This ought to be really really simple, but I am watching "2+2=5". I hope someone can sort this out!
I have written a program which calls a method in another class and all 6 parameters are supplied from yet another class. Like this:
System.out.println("running pantry update"+ settings.type + settings.dir);
pantry.getPantryData(settings.type, settings.dir, settings.shaulCb, settings.lhaulCb, settings.skiCb, settings.barsCb);
settings is an object of the Settings class and pantry is an object of the pantry class.
The first 2 parameters are String objects and the last 4 are boolean values.
The println statement confirms that the values to be passed to the receiving method are indeed correct (right value and class type). This is also confirmed in the receiving method.
What absolutely baffles me at the moment is why the above method call does not work properly but if I replace the settings.type and settings.dir with literal values it works perfectly???
System out above produces: running pantry updateB763O/B which is great. This information is even carried to into the called method where the value is compared in an if statement. But the result is always false.
BUT if I change the method call as follows:
pantry.getPantryData("B763", "O/B", settings.shaulCb, settings.lhaulCb, settings.skiCb, settings.barsCb);
effectively replacing those 2 values with literals, it all works perfectly!
There are no compilation or runtime errors (except for the fact that the data is not evaluated against the if statement!
Why would that be?

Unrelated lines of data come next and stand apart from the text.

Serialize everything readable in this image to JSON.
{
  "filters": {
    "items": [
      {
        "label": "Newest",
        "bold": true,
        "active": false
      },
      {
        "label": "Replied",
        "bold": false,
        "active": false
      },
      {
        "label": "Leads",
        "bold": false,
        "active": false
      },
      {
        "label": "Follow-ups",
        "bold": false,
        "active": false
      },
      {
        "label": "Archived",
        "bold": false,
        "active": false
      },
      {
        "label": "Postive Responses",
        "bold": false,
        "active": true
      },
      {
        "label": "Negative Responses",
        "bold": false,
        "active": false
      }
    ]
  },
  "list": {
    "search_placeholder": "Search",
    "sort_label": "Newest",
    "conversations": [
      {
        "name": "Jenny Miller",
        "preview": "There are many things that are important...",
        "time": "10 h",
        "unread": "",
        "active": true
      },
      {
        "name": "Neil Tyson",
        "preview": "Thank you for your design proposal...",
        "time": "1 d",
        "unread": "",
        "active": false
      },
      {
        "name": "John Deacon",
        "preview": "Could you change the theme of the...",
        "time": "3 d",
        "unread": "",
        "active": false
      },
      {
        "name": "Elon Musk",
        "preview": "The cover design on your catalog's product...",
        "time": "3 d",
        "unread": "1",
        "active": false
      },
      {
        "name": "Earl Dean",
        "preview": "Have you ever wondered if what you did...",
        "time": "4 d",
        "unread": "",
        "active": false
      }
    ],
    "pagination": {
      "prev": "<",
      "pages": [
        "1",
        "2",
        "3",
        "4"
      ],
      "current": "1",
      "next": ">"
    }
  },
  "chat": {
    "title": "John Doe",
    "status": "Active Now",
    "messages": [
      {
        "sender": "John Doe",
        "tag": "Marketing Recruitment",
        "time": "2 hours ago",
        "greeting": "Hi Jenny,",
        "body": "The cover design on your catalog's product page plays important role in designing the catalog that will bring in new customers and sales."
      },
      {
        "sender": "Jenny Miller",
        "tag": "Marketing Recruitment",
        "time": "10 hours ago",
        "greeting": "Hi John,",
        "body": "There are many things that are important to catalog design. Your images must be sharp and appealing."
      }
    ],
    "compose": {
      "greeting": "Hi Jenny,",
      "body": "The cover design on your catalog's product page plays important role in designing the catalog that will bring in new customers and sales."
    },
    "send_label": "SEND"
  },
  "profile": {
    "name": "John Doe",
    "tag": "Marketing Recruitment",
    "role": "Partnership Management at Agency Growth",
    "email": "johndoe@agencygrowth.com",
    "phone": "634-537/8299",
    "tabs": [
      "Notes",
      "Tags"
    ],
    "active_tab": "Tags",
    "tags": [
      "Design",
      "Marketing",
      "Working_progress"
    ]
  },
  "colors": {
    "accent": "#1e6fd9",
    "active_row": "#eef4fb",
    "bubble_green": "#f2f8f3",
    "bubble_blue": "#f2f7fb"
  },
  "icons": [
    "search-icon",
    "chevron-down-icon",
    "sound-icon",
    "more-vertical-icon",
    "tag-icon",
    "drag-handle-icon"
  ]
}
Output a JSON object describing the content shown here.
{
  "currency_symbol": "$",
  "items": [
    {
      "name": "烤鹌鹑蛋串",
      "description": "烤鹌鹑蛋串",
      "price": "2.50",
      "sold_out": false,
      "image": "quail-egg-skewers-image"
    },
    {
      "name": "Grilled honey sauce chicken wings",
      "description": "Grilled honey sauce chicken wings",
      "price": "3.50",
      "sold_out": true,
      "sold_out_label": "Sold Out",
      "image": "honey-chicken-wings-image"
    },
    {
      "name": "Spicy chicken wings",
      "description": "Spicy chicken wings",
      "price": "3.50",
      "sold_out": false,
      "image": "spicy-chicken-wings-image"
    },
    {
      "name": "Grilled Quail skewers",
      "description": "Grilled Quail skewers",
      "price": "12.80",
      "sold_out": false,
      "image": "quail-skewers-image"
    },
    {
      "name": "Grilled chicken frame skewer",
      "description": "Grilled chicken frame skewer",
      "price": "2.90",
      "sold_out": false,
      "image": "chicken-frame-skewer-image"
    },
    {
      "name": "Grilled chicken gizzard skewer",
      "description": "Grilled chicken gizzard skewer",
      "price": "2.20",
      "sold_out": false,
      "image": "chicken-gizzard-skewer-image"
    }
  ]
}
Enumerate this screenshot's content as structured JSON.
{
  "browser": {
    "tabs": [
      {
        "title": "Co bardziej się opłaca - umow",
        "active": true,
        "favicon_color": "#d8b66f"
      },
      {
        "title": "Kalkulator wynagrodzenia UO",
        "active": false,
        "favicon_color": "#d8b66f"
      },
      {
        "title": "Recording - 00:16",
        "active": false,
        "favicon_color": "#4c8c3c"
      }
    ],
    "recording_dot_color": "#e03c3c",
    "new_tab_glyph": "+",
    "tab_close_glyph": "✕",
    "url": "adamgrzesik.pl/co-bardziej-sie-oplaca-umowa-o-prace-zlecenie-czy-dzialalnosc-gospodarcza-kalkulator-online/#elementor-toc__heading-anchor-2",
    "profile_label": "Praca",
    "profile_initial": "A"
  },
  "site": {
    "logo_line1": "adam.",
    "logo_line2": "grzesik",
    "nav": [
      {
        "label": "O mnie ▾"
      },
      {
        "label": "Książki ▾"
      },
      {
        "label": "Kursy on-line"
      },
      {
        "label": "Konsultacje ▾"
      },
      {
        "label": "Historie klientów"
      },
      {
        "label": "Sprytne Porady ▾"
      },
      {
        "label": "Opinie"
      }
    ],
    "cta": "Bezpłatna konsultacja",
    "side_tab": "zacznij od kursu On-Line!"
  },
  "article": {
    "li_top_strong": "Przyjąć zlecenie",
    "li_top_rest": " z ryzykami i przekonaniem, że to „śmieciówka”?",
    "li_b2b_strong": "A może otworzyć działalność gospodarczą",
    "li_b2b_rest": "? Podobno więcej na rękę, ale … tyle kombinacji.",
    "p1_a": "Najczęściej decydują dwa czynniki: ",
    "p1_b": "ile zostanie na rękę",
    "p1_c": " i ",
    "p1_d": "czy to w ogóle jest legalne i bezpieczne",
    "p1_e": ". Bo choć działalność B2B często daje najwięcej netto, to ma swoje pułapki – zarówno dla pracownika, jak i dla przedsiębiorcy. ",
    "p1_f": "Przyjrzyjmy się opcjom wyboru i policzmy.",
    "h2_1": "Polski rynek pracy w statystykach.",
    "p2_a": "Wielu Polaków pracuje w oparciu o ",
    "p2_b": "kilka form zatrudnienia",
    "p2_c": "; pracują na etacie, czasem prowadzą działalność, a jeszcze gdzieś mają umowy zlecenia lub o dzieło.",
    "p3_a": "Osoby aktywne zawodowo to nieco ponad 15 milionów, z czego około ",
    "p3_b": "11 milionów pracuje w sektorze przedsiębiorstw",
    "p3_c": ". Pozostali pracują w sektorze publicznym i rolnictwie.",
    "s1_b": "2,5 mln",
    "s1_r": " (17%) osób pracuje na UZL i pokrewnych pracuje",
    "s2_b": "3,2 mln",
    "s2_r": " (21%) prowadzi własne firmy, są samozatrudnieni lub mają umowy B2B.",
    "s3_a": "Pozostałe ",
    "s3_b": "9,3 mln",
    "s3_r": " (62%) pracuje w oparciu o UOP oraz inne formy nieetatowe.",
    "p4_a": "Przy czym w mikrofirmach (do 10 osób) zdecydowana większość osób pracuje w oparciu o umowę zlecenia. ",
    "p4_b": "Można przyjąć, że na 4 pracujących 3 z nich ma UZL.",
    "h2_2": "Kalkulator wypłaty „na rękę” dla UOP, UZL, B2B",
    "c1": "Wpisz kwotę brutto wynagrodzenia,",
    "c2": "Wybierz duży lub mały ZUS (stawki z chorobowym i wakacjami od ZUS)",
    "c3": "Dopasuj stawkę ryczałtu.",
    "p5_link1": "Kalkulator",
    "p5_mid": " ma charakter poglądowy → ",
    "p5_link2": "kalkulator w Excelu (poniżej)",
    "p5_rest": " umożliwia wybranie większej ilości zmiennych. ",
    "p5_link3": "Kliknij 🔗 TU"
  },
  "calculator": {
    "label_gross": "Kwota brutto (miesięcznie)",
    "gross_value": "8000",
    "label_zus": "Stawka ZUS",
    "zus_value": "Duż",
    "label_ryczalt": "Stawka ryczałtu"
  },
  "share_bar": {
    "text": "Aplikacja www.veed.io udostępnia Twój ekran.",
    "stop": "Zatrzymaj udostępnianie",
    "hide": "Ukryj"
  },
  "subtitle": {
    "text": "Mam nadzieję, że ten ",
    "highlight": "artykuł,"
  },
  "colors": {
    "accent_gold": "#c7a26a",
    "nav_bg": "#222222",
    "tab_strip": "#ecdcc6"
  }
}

If settings.type = B763 (this is a String variable), why do I have to write "B763" in the method call???
Any ideas would be appreciated.